Challenges in a microservices age: monitoring, logging, and tracing in OpenShift

Thursday, 4:30, 105

Even new technologies still need to cover the basics of security and maintenance. While emerging technologies and architectures are more nimble and dynamic by being distributed, that increased complexity affects both security and maintenance. This looks at different options within OpenShift for managing enterprise-scale deployments of containers.

Red Hat container technology strategy

Tuesday, 11:30, 153A

This looks at some of the trends and emerging projects related to containers and orchestration.

From monolith to containers: How Verizon containerized legacy applications on OpenShift

Tuesday, 4:30, 153B

Unless you’re a startup, you already have existing infrastructure and apps that are central to your business. No matter how cool or innovative new technologies look, there is always the underlying question — how do you move from here to there? This looks at a proof-of-concept environment at Verizon and what lessons they’ve learned on transitioning from monoliths and legacy apps to containers and microservices.

 

A container-platform approach to digital transformation and DevOps

Thursday, 11:30, 154

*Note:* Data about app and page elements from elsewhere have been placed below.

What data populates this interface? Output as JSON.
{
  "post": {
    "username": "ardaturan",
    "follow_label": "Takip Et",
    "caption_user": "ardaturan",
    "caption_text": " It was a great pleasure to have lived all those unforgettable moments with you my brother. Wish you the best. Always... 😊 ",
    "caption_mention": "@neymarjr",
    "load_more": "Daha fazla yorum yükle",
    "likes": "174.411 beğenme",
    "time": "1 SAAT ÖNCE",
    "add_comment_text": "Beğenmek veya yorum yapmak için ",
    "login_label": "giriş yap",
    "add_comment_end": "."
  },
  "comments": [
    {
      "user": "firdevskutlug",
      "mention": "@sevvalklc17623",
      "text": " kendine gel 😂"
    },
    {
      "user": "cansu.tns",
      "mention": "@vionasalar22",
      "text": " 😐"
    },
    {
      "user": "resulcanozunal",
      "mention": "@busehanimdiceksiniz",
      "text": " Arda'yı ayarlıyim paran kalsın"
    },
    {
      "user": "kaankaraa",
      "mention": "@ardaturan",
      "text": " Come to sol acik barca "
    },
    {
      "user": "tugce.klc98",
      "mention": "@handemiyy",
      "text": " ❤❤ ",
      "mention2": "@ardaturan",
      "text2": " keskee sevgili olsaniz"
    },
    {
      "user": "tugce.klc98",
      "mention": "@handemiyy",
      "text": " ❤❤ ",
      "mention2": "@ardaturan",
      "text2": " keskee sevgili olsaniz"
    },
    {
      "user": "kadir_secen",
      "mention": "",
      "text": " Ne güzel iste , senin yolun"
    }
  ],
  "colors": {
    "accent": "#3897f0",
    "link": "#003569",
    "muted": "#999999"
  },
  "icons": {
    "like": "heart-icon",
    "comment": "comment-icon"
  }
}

Part of the reason that containers are so closely aligned with DevOps, conceptually, is because changing your technology only gets you so far — you really have to change your processes (your culture). This looks at that union of process and platform as central to digital transformation.

 

Summit Prep: Integration

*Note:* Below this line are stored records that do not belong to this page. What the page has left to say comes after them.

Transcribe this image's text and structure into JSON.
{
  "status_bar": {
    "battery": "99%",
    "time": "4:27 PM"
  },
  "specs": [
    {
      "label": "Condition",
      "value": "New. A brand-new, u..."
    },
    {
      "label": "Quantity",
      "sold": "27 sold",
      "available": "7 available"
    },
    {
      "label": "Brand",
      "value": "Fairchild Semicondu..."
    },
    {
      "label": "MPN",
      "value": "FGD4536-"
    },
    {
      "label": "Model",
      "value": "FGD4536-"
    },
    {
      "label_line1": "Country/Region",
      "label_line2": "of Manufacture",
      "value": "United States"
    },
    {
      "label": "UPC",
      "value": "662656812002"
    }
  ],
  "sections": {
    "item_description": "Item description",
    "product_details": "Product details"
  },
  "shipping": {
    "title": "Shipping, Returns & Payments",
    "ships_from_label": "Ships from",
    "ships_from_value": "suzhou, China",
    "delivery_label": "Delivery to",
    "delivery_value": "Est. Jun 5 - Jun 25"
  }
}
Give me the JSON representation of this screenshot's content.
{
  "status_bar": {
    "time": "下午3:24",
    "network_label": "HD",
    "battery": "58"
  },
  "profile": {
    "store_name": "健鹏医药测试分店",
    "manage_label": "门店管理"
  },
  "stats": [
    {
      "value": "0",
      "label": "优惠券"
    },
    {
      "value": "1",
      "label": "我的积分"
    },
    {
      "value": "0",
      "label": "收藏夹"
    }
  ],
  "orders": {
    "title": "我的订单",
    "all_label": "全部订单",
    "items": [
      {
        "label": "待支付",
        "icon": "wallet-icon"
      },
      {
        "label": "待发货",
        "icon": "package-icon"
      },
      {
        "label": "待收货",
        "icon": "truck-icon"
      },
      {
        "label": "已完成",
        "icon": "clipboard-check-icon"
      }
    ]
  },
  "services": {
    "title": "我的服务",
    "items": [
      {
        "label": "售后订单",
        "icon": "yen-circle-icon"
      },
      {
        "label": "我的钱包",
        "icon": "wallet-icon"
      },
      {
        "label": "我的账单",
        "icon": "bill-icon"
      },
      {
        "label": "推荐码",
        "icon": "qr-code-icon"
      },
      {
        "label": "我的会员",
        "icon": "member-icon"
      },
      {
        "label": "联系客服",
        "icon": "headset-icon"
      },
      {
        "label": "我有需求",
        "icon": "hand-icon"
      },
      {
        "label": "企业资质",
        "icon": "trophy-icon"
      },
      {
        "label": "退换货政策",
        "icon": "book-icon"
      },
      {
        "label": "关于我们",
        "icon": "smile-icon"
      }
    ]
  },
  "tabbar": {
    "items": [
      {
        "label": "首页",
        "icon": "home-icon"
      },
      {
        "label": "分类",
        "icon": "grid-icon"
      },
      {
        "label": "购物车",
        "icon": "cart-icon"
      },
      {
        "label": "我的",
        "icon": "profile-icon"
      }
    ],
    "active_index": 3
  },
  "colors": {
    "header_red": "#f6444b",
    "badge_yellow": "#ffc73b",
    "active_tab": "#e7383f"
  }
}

Integration is the multi-syllabic yet succinct way to say “getting a bunch of different things to work together usefully.” Looking at the integration track for Red Hat Summit, integration is the theme, but there are as many different paths as there are things to be integrated. This spans everything from messaging to API management to IoT — basically any system that requires things to communicate.

These are the sessions jumped out at me.

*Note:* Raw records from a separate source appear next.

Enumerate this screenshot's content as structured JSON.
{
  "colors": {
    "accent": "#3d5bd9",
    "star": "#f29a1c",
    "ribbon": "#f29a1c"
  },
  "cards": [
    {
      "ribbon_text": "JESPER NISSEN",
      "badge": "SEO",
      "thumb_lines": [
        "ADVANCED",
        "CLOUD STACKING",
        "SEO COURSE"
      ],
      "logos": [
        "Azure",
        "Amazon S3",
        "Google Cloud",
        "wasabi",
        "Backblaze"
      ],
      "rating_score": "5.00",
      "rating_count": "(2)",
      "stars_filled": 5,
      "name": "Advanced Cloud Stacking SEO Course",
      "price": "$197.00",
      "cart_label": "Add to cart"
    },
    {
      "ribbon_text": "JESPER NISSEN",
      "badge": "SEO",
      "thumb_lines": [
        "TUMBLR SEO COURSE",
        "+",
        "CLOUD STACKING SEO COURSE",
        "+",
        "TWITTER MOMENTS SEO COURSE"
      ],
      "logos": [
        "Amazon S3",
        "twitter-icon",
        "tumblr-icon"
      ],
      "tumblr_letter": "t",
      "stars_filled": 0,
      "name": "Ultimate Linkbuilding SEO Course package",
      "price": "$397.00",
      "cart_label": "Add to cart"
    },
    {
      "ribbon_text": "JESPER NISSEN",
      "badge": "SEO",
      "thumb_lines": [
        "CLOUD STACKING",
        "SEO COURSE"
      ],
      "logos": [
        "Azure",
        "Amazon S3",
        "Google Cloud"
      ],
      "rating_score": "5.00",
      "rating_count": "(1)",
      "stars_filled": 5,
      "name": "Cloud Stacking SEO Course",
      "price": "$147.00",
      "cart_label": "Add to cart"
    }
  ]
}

The three pillars that apply agile to integration

Tuesday, 3:30, 151A

One emerging phrase is “agile integration” — basically the ability to integrate things in fast moving environment. This explores three capabilities that are critical for integration to be agile: distribution, containers, and APIs.

Red Hat iPaaS – integration made easy

Tuesday, 4:30, 151B

“iPaaS” is the acronym for “integration platform as a service,” and is essentially shorthand for saying that different Red Hat integration projects are available as native OpenShift images — containerized integration.

Building secure IoT solutions

There are two challenges for IoT that conflict with each other — the need for security and the need for devices and services to communicate with each other. Addressing those challenges requires several different paths of integration, each bringing its own level of security and its ability to integrate different aspects of an environment, including Fuse (integration and messaging), BRMS, and 3scale API management.

Introducing JBoss AMQ 7

AMQ 7 introduces a new, more flexible architecture, including a new router component for automatic traffic routing and rerouting, a new high availability design which doesn’t require a centralized data store, and new messaging protocol support.